Following a break-in at St Paul’s Church, Swanley I was contacted to visit and produce a condition report on the damaged window. Upon my initial visit it was evident that there was a need for a full restoration of the window. The stained glass window was subsequently restored following the original design impetus.
In 2016 I was contacted by the PCC of St Paul’s Church, Swanley Village, Kent, for a specification to restore a recently damaged painted and stained glass window. The Victorian architect Ewen Chrisitan built the church in 1861. The window, which was dated from 1862 and was manufactured by Clayton and Bell. Following a site visit, it was evident that the two light window was heavily damaged. A recent break-in from the churchyard had resulted in approximately just twenty percent of the right-hand lancet remaining intact.
From photographs and documents provided by the Parish Council, and from the analysis of the lancets surrounding the damaged window, it was possible to identify that the vandalised lancet depicted the Christian virtue of Charity. The theological virtues are qualities associated in Christian theology and philosophy with salvation resulting from the grace of God. The traditional values are Faith, Hope, and Charity and trace their importance in Christian theology to Paul the Apostle in Chapter 1 Corinthians verse 13, who identifies that ‘the greatest of these is love’. The Dominican friar, Thomas Aquinas, understood the virtue of Charity as ‘the friendship of man for God…[which] united us to God’. Charity is held to be the ultimate perfection of the human spirit, because it is said to both glorify and reflect the nature of God.
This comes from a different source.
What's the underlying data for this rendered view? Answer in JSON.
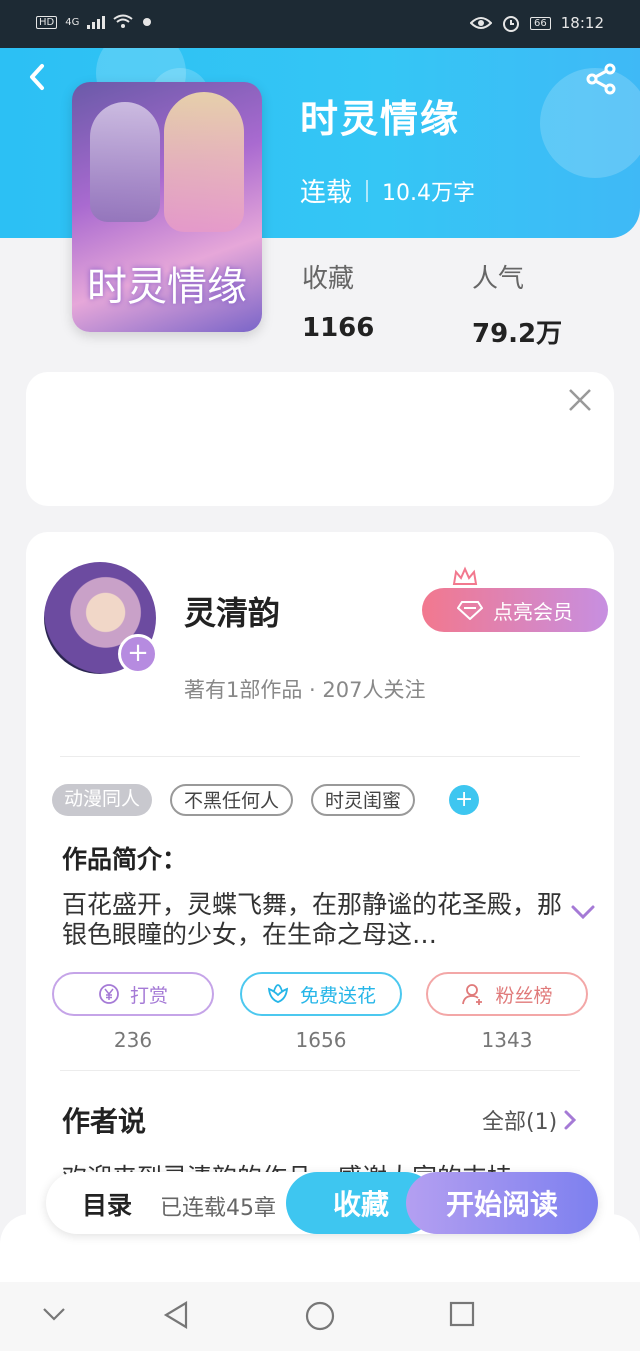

To carry out the restoration I drew a full size cartoon of the damaged lancet. Once the cartoon was completed, I sent photographs to the PCC of St Paul’s for their approval. I continued Clayton and Bell’s design impetus and kept within their original design frame. The central image of the lancet is a kneeling figure, identifiable as St Paul. He is kneeling before Lydia of Thyatira. Lydia is first mentioned in tbe Bible in Acts 16. She was originally from Thyatira and was a seller of purple cloth, identifiable in this window by the purple cloth she holds. The story of Lydia and St Paul is a great example of Charity. When Paul was on his second missionary journey, Lydia met Paul and his companions and welcomed them into her home – very unusual for a woman at this time.